Hi Charles,

In order to do this you will need to get the appropriate cables or adapters to connect the micro-USB of the F1 to the iOS device's Lightning port. Once that happens you will need an app that supports standard USB audio interfaces, there are a lot out there now and I believe even GarageBand for iOS should support it.

Thanks to this great post, I discovered the Zoom F1 and the existence and compatbility of the EXH-6 Dual XLR/TRS Input Capsule. This is a great setup for interviews with 2 XLR mics. Any chance you want to gift a packages? haha

I am looking for tools to do 1-on-1 interviews for a podcast series I am planning. For now, my tech. is a Blue Yeti USB mic that I would hook up to my Android phone. 

What do you think?


Sofiane from Montreal

Hi Sofiane,

I would say that the F1 could be a good choice, but if you are only planning on doing 1-on-1 interviews, you will probably be better served with something like the Zoom H5, which is slightly larger but has built-in XLR ports and can do phantom power to the mics (something the EXH-6 Capsule cannot). The F1 is a more portable option, with certain limitations.

Interesting Shawn. I will have a look at the  Zoom H5 on your website and different review websites. For simple good XLR microphones that can go on simple mic. stands (for easy positionning on a table for interview), should I go Shure, Audi-technica, Rode with the H5? So many brands and specs. 

I am a noob in audio so I am ready to learn but the entry-level technically (and hopefully price-wise) would need to be ...simple?

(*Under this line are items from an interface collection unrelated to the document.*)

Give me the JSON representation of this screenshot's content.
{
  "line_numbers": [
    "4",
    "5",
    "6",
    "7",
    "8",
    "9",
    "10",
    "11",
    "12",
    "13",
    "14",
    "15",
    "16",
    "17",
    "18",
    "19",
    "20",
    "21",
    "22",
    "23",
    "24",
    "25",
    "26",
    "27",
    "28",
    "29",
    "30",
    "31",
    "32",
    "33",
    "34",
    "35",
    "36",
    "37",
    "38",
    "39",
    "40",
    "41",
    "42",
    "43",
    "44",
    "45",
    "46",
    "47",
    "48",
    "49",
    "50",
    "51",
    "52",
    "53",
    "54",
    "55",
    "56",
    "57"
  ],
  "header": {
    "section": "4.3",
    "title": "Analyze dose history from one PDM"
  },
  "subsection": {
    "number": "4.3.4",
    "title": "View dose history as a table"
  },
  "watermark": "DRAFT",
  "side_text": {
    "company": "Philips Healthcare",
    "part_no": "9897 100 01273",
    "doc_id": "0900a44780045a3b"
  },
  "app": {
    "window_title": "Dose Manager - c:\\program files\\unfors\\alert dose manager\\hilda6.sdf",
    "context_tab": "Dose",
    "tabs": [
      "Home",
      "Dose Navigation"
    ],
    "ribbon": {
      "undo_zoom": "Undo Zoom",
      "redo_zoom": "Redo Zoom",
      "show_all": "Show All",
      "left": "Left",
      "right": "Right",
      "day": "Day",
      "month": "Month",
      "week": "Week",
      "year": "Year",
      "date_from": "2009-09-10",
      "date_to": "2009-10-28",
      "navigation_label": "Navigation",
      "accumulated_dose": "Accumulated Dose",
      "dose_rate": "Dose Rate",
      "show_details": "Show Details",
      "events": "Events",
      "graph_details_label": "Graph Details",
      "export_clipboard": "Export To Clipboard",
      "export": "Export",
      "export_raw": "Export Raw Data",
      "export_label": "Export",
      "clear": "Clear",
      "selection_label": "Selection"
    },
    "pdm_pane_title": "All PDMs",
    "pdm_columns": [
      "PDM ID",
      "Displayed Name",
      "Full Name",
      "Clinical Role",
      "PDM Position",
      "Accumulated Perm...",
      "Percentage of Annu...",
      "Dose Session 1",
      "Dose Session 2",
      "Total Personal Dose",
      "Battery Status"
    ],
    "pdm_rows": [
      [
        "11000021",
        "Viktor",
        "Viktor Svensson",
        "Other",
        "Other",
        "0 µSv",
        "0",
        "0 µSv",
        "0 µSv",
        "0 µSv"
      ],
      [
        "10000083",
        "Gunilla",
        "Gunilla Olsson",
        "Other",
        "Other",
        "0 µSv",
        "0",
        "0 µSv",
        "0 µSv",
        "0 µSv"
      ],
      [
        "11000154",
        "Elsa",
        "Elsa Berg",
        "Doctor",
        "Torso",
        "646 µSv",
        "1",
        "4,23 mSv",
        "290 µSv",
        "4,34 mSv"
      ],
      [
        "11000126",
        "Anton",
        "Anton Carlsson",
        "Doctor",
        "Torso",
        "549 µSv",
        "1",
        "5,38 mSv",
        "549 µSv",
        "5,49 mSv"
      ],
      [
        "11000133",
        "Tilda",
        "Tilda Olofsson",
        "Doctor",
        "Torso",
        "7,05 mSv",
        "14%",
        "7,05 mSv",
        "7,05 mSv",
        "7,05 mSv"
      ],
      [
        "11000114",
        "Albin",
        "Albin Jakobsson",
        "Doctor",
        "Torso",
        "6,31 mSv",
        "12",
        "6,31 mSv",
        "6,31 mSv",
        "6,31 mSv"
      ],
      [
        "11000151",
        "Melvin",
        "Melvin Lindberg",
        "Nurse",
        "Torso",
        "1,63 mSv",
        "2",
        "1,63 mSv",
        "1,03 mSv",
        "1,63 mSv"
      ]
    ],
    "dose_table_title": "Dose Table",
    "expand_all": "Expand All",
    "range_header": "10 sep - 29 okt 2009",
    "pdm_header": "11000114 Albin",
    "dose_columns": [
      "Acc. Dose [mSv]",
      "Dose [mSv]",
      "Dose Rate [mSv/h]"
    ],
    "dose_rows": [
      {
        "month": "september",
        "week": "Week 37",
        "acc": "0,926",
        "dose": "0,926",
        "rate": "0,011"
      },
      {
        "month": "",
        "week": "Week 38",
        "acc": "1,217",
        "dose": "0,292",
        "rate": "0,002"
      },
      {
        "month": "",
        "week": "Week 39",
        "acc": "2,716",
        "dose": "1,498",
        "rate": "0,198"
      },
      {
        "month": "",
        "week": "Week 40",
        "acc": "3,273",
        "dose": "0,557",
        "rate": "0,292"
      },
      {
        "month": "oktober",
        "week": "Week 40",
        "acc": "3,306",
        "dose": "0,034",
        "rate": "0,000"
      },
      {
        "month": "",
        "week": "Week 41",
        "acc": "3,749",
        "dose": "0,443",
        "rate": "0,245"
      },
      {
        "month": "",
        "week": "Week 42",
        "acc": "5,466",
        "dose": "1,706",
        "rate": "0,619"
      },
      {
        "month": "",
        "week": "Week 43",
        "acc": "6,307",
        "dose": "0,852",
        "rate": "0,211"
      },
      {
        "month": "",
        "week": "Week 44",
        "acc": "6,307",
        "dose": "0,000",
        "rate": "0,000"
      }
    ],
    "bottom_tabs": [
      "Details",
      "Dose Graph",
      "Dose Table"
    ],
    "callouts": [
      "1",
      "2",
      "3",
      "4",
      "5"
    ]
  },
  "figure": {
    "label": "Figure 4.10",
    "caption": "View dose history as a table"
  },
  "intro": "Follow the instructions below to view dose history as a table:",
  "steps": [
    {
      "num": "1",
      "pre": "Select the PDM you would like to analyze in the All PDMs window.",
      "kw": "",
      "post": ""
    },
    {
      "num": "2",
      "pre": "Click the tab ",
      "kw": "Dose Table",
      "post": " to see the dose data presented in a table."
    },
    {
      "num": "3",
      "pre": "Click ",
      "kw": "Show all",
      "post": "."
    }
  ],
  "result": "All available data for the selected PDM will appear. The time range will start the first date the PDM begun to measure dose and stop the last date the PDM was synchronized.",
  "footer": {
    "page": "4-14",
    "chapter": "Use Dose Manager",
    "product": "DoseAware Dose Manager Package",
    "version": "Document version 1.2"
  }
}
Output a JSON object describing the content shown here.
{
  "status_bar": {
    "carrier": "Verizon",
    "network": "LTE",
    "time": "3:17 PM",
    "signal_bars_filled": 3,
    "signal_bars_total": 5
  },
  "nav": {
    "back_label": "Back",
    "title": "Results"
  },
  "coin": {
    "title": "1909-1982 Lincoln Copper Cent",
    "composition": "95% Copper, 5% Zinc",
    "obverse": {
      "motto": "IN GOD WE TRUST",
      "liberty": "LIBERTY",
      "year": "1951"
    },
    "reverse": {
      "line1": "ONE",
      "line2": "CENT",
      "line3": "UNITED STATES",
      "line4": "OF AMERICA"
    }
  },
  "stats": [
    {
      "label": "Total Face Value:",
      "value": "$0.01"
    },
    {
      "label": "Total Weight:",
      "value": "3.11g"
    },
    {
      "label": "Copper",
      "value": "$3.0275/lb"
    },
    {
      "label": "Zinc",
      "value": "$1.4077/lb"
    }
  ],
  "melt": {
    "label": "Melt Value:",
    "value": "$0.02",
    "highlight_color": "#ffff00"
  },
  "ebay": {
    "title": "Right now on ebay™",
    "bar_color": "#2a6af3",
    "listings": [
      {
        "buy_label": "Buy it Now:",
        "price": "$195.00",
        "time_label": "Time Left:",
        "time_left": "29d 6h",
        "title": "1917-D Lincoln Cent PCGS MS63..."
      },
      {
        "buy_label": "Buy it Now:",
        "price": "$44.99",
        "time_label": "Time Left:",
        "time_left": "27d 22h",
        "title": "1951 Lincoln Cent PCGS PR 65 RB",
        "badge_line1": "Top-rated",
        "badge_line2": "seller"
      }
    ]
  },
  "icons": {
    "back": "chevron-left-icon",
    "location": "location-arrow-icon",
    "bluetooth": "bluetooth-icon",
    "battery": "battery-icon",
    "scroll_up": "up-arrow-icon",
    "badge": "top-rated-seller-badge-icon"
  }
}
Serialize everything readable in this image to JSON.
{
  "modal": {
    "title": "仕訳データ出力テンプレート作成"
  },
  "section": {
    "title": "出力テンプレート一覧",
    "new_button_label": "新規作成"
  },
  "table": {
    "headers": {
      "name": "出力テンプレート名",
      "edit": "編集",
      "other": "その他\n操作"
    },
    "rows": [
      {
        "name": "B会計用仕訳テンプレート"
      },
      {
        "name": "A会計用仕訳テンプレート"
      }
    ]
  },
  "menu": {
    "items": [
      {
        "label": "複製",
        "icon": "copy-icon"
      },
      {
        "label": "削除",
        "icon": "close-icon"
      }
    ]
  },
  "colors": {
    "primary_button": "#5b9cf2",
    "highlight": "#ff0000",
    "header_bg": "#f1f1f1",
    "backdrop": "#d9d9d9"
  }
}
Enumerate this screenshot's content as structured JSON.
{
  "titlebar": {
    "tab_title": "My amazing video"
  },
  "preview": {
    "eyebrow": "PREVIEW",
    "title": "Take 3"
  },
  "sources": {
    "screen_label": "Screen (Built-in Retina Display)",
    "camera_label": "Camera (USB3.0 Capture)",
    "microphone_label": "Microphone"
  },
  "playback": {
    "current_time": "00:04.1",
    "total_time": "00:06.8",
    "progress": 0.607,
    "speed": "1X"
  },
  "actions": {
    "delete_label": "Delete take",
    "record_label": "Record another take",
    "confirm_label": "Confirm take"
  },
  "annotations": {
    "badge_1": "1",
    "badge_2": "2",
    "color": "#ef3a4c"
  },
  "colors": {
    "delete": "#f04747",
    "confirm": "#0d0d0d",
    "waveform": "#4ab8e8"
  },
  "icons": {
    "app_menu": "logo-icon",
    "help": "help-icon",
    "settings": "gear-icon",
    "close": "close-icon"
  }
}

I would just find something decent within your budget, there are so many brands and specs but it is pretty hard to find one that is bad these days. If you want to learn more about some setups I would highly recommend this article by Jason, who handles the technical work the B&H Podcast. And if you have any more questions please feel free to ask.


You are awesome Shawn! THx